When I think of technology I think back to the scene in the movie ‘2001: A space odyssey’, where the first use of a tool by some of our ancestors was an animal bone as a weapon. The bone is thrown spinning in the air, and we transition in a few seconds through millions of years of evolution to arrive at the latest technology, an orbiting space station.
The lessons from this are many. Technology is agnostic, it can be used for both good and bad. A uranium atom does not care if it is used for radiation therapy to treat a cancer patient or in a bomb. Like any tool, you need to be trained in how to use it, and it needs to be used properly to get the most benefit. Just try banging in a nail with a saw. It can be done, but not very effectively.
What technology is out there to improve health and safety? Most of us by now will be more than aware of the app-based systems which make reporting and compliance must easier. We can track who is on our sites, record levels of training and competence in the cloud, and allow reporting of events and hazards in real time. This makes these processes more efficient and allows better communication between stakeholders. But does it make us safer?
Administrative controls sit near the bottom of the hierarchy in terms of bang for your buck. Speeding these processes up may not make us safer, but certainly the ability to collaborate with our teams and communicate information about hazard and risks will have tangible results. The real benefit of the app-based systems is in their ability to influence the culture of the organisation, and to create a platform of open and honest communication. Many organisations turned to whatsapp type of chat groups to encourage communication and wellbeing during the lockdowns, and the benefits of these cannot be overstated.
A drone is a good example of an engineered solution to health and safety problems. A drone can be flown into dangerous building and hard to reach places to inspect and assess the work to be done. This eliminates the need to put a human at risk. The Cathedral project has made good use of drones to capture images which can be then used to plan safe work practices for the reconstruction.
Virtual Reality (VR) and Augmented reality (AR) are the next steps up the technology ladder. Virtual reality enables us to visualise the risks and hazards before any work is started, and plan safe work accordingly. Augmented reality enables us to interact with the built environment and see hidden dangers. How many service strikes could be avoided if we could ‘see’ below the road surface? AR also allows us to train individuals in specific tasks and environments without having to expose them to the actual risks.
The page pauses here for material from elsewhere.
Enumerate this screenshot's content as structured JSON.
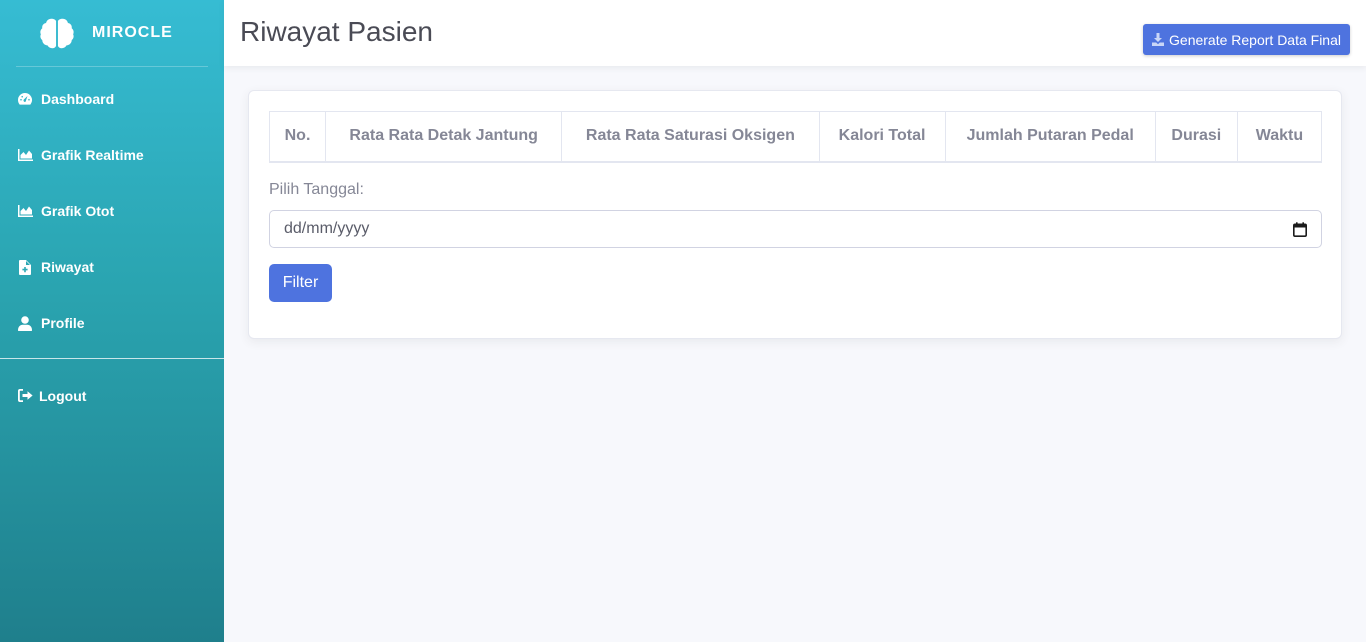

Once again, the twin concepts of communication and collaboration feature as part of the use of these technologies.
Design sits at the top of the hierarchy in terms of greatest benefit for less cost and effort. Here is where the use of BIM models enables all stakeholders from the client, designer, contractor, worker, and user to collaborate in the design stage of a construction project to eliminate and mitigate risks. The model can then store information about these risks, and this can be communicated to workers via the model in a visual form.
To learn about some of these technologies, come along to the ‘Technology and Health and Safety’ event being run by the Charter. BIM models, AR, VR and the BIMSafe NZ project will all be featured, as well as a presentation and Q+A with Kevin Lampen-Smith, WorkSafe.
These technologies are here now, and they are like a steamroller. You can either be part of the steam roller, or part of the road…..
Paul Duggan, General Manager